I’ve been trying to find the words to say that will have any real impact on this situation we’re currently dealing with. As I type this, the statistics show over 312,000 confirmed cases of the Coronavirus COVID-19 in the United States. When I wrote my post two weeks ago, there were 25,000. Even scarier for me … it’s so close to home. Pennsylvania has over 10,000 confirmed cases, but in the very small county where my parents reside, there has already been one death. This terrifies me because my parents have all the primary traits of those who die from this virus including age and severe underlying health problems.
It’s ironic, really. I believed that the coronavirus was not as big of a deal as many made it out to be. I recall being at the airport in February, returning from vacation, when I heard that they were banning flights into China. I thought, ‘well, that sucks.’ But, I wasn’t worried. I also wasn’t worried when it spread to the United States nor when it spread to Pennsylvania. In fact, when our governor implemented the first stay-at-home order, I thought it was completely unnecessary.
Well, I was wrong.

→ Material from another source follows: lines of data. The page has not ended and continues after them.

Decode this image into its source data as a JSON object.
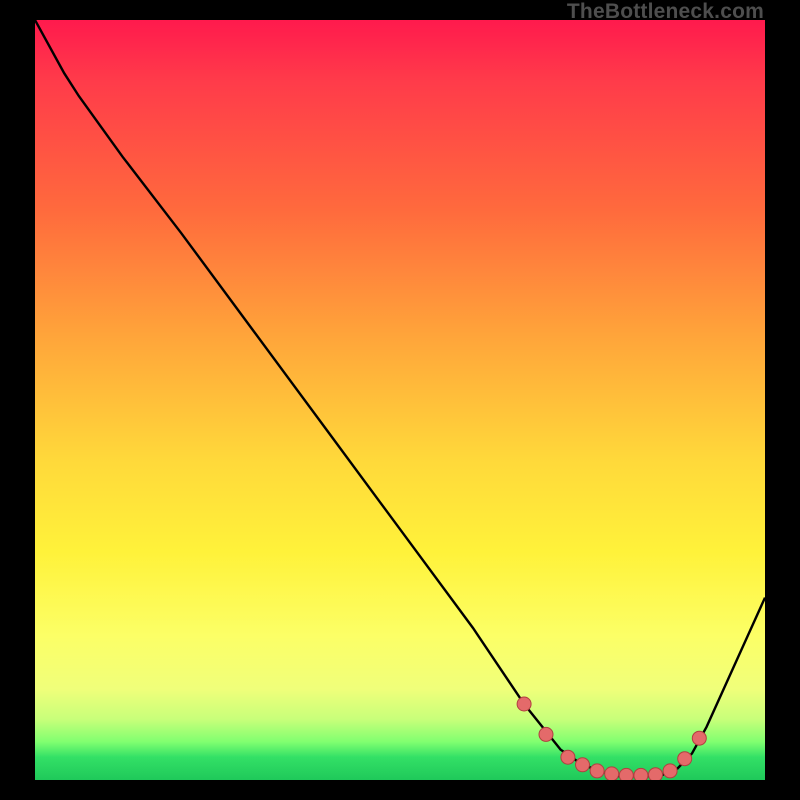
{
  "watermark": {
    "text": "TheBottleneck.com"
  },
  "colors": {
    "background": "#000000",
    "curve": "#000000",
    "marker_fill": "#E46A6A",
    "marker_stroke": "#B04040"
  },
  "chart_data": {
    "type": "line",
    "title": "",
    "xlabel": "",
    "ylabel": "",
    "xlim": [
      0,
      100
    ],
    "ylim": [
      0,
      100
    ],
    "series": [
      {
        "name": "bottleneck-curve",
        "x": [
          0,
          4,
          6,
          12,
          20,
          30,
          40,
          50,
          60,
          67,
          72,
          75,
          78,
          80,
          82,
          84,
          86,
          88,
          90,
          92,
          100
        ],
        "y": [
          100,
          93,
          90,
          82,
          72,
          59,
          46,
          33,
          20,
          10,
          4,
          2,
          1,
          0.5,
          0.5,
          0.5,
          0.7,
          1.5,
          3.5,
          7,
          24
        ]
      }
    ],
    "markers": {
      "name": "highlight-points",
      "x": [
        67,
        70,
        73,
        75,
        77,
        79,
        81,
        83,
        85,
        87,
        89,
        91
      ],
      "y": [
        10,
        6,
        3,
        2,
        1.2,
        0.8,
        0.6,
        0.6,
        0.7,
        1.2,
        2.8,
        5.5
      ]
    }
  }
}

What I’ve witnessed in the past few weeks is unprecedented. This virus has affected people I idolize – people I thought were invincible – it’s overhauled what we once knew as ‘normal,’ and it’s showed us that our country is at war with something we could have never fully prepared for - something unseen by the eye. This is probably the scariest realization, of all.
What we once thought was secure, is threatened. Compromised. In my lifetime, I’ve only personally felt this loss of security when 9/11 happened. I’m 38 years old. Many have seen worse and lived through incredibly trying times. What we are dealing with right now is still – for the majority of us – just an inconvenience. Yes, it’s very real and it’s scary as hell. People are dying. But, again, for most of us… we are OK. We will be alright.
If empty paper aisles, overgrown hair and physical social isolation are the primary concerns, we really do emulate that hashtag #firstworldproblems.
While I’m still unsure of what to say that will have any significant meaning on how we deal with this crisis, I’ve found that sharing my story – my vulnerability and fears – can be helpful to others who might be feeling the same. This morning, my husband said, “I think that we should all take a deep breath, look around and be grateful for what we have.” As a stop-and-smell the roses kind of guy, his advice is sound in any situation. Today, however, I think it’s the most timely piece of advice I’ve heard yet.
How are you navigating the new normal?